■ What you need to do:
Scan the lines below; pull out those with "Documentation".

Supplied data Start Marker

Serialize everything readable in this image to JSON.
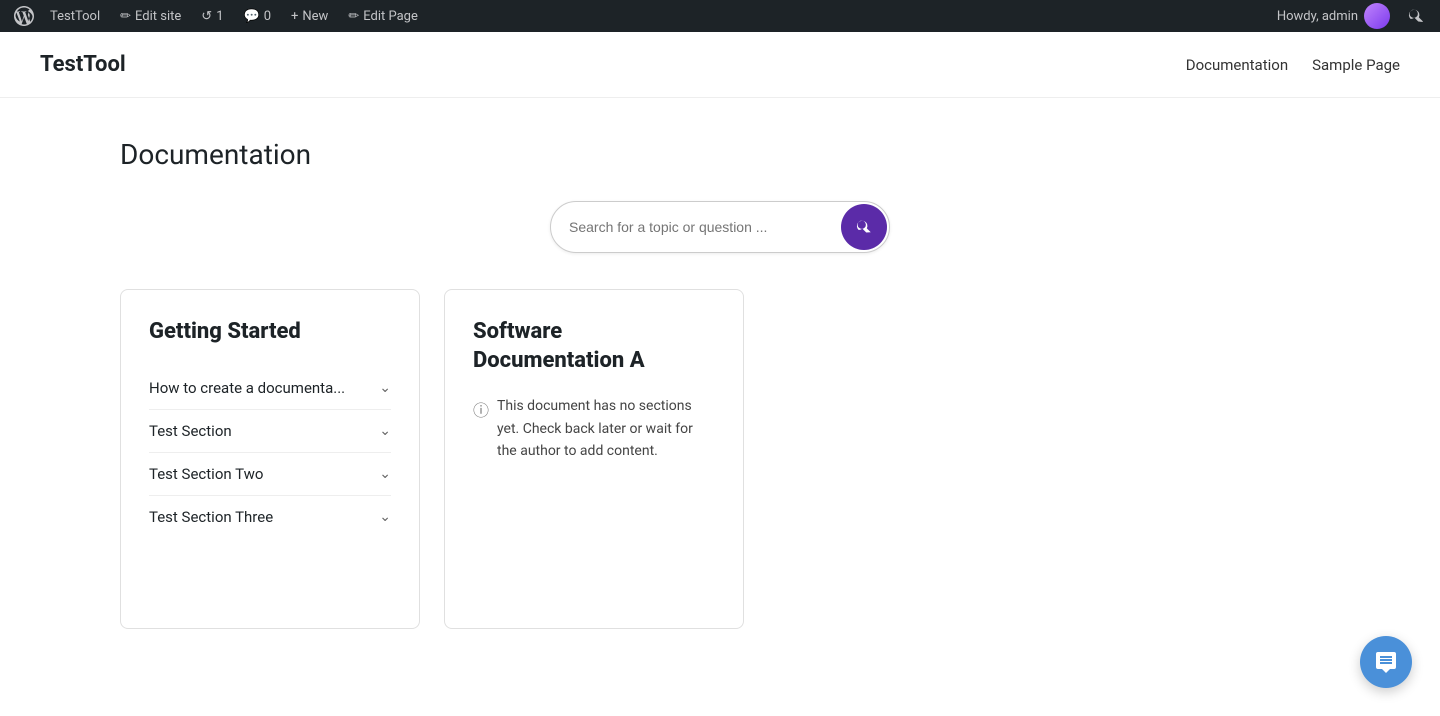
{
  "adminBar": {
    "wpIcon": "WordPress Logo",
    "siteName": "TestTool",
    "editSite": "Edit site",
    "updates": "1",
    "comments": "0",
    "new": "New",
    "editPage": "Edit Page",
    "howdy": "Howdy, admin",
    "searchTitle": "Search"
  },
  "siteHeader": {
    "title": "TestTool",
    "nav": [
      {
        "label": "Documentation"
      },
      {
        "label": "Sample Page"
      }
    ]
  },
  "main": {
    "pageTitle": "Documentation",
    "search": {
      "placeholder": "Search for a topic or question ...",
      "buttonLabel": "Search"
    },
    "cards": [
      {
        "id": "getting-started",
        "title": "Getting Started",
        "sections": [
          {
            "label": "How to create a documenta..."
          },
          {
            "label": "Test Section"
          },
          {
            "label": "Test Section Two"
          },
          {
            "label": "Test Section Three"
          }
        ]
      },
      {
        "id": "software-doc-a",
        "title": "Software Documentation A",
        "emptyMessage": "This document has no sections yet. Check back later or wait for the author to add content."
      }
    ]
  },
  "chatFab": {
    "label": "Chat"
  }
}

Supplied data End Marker
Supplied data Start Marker

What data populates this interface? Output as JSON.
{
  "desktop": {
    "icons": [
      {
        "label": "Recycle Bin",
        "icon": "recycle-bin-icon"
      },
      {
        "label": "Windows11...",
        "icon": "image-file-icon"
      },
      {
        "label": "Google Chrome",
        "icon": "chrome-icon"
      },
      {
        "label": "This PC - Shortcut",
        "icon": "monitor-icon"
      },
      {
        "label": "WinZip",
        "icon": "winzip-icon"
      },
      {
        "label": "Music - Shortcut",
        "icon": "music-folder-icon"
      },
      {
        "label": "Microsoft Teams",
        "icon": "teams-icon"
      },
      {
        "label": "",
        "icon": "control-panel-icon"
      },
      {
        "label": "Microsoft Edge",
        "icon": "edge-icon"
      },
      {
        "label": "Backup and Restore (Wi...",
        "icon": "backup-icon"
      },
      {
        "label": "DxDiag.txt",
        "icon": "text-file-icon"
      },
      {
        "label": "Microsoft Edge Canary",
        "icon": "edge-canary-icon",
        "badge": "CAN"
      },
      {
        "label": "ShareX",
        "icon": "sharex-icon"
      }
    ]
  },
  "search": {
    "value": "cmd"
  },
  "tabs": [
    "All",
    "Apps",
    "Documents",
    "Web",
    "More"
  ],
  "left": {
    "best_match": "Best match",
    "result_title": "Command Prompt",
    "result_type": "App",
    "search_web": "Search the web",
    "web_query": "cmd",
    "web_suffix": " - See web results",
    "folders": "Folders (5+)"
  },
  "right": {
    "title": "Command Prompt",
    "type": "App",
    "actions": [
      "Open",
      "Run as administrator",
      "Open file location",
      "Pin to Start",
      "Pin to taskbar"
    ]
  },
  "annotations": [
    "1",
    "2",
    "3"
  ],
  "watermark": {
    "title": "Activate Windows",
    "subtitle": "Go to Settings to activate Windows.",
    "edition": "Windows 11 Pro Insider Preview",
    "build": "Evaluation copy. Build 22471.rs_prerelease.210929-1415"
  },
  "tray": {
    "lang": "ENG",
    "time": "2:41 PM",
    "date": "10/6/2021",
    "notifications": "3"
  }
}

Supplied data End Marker

■ Exercise solution:
        "label": "Documentation"
    "pageTitle": "Documentation",
        "title": "Software Documentation A",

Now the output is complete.